*DATA IN THIS EXERCISE*
*****

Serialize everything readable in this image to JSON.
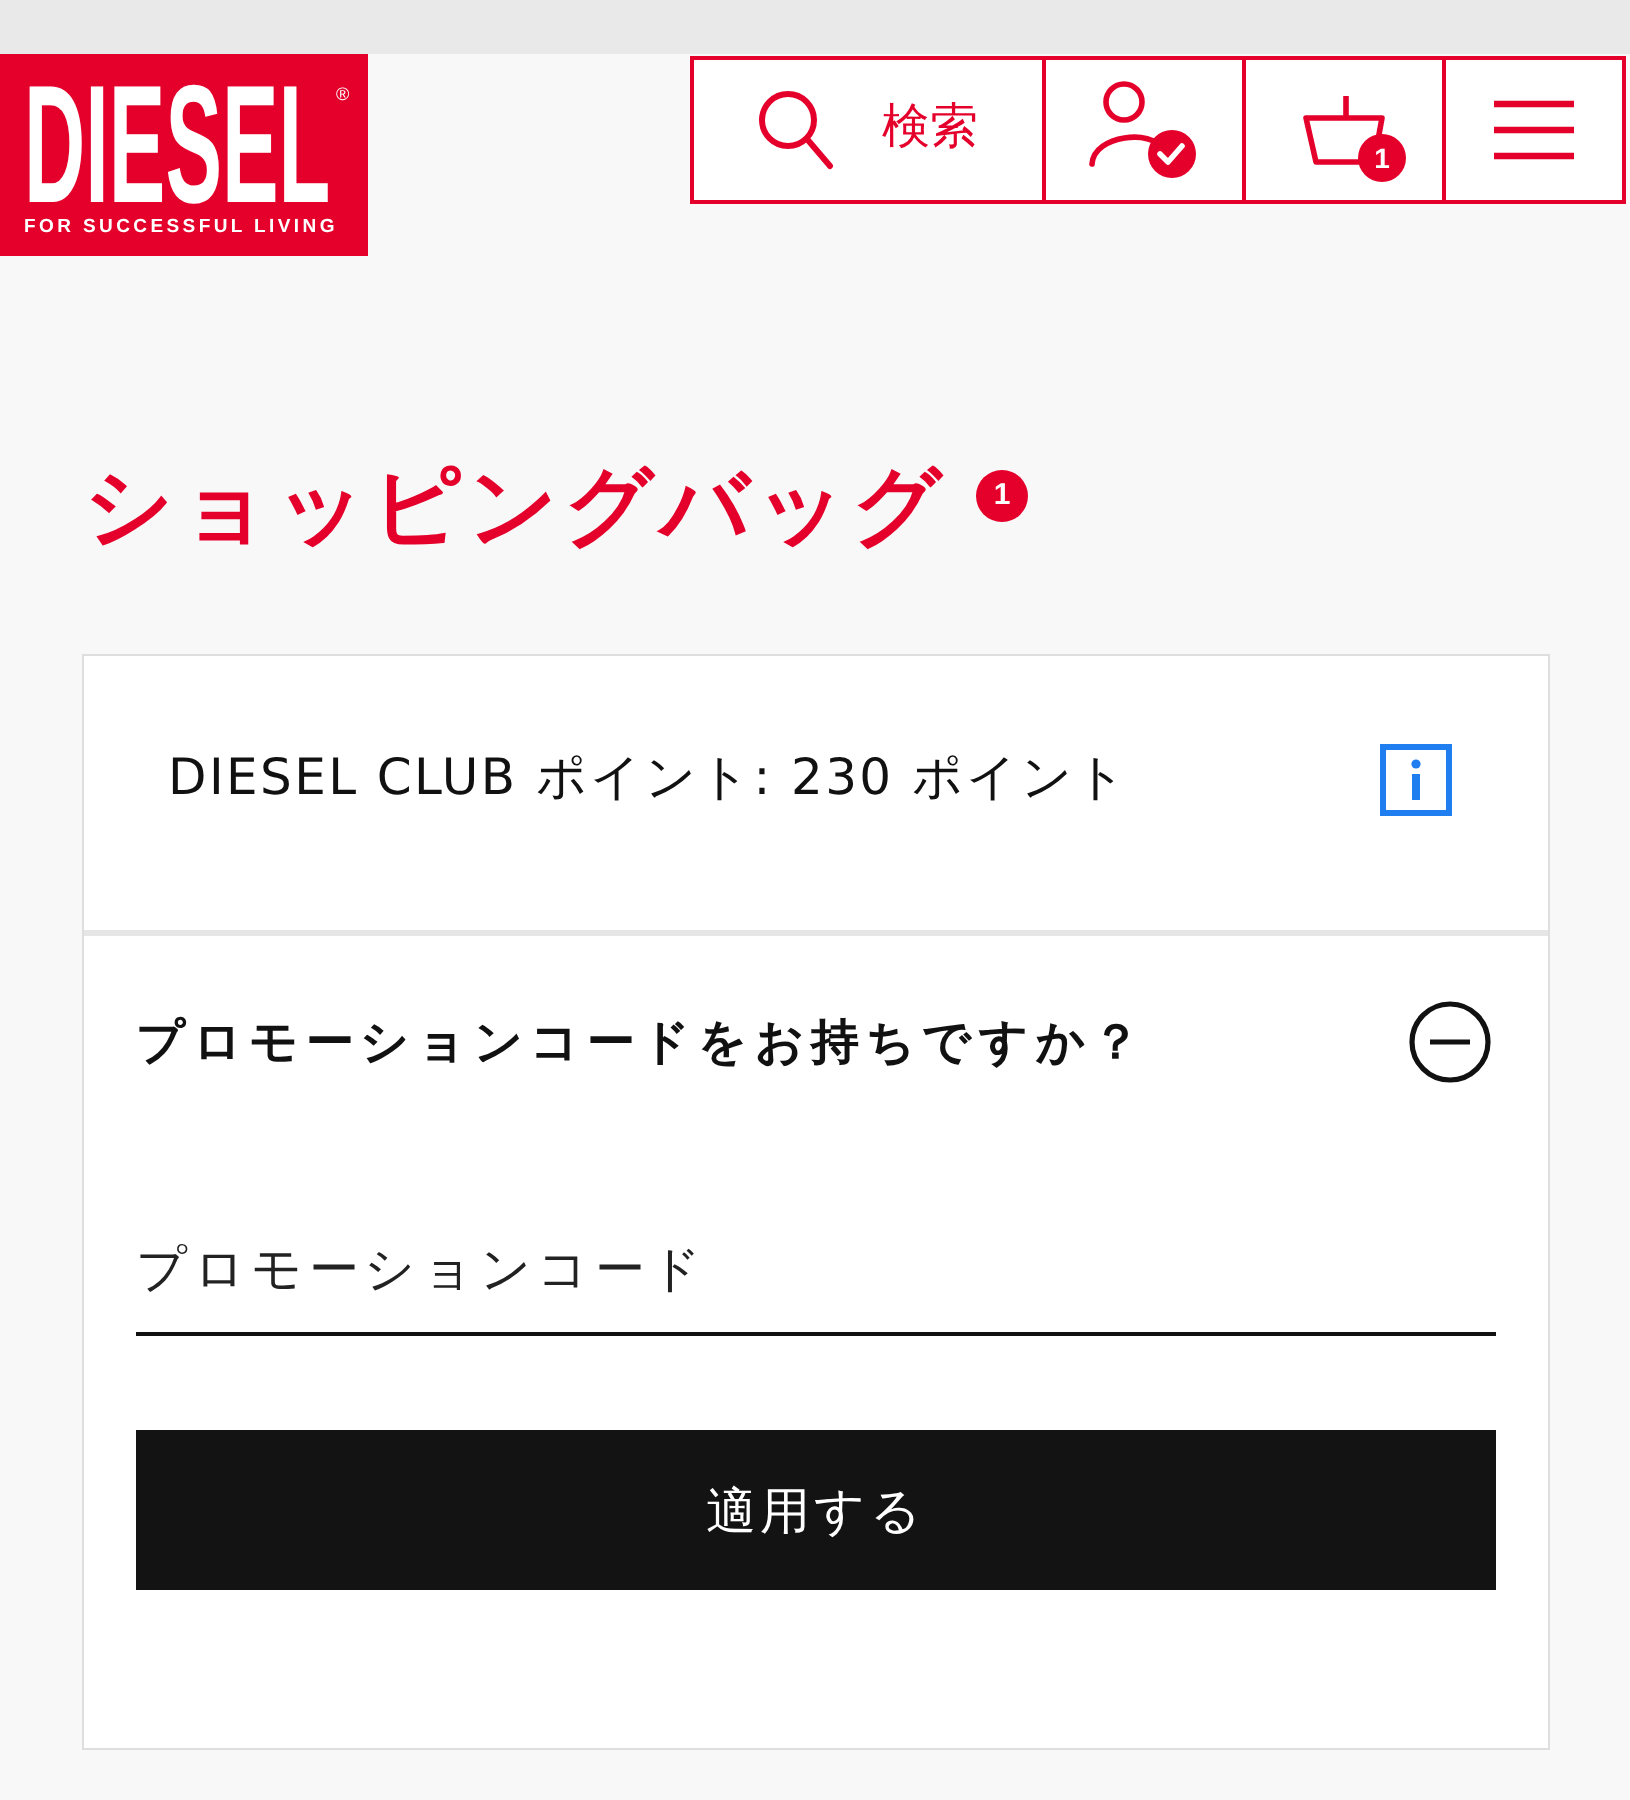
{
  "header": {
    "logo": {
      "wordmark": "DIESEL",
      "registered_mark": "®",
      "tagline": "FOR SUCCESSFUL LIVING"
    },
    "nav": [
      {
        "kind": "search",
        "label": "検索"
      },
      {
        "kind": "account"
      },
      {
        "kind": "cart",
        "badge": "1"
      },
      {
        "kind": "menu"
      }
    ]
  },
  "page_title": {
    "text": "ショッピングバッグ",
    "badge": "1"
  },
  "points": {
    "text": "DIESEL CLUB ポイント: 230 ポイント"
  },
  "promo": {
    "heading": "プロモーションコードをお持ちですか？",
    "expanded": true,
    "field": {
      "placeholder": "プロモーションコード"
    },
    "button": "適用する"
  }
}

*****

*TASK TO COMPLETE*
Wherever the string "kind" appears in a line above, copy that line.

*SOLUTION TO THE EXERCISE*
        "kind": "search",
        "kind": "account"
        "kind": "cart",
        "kind": "menu"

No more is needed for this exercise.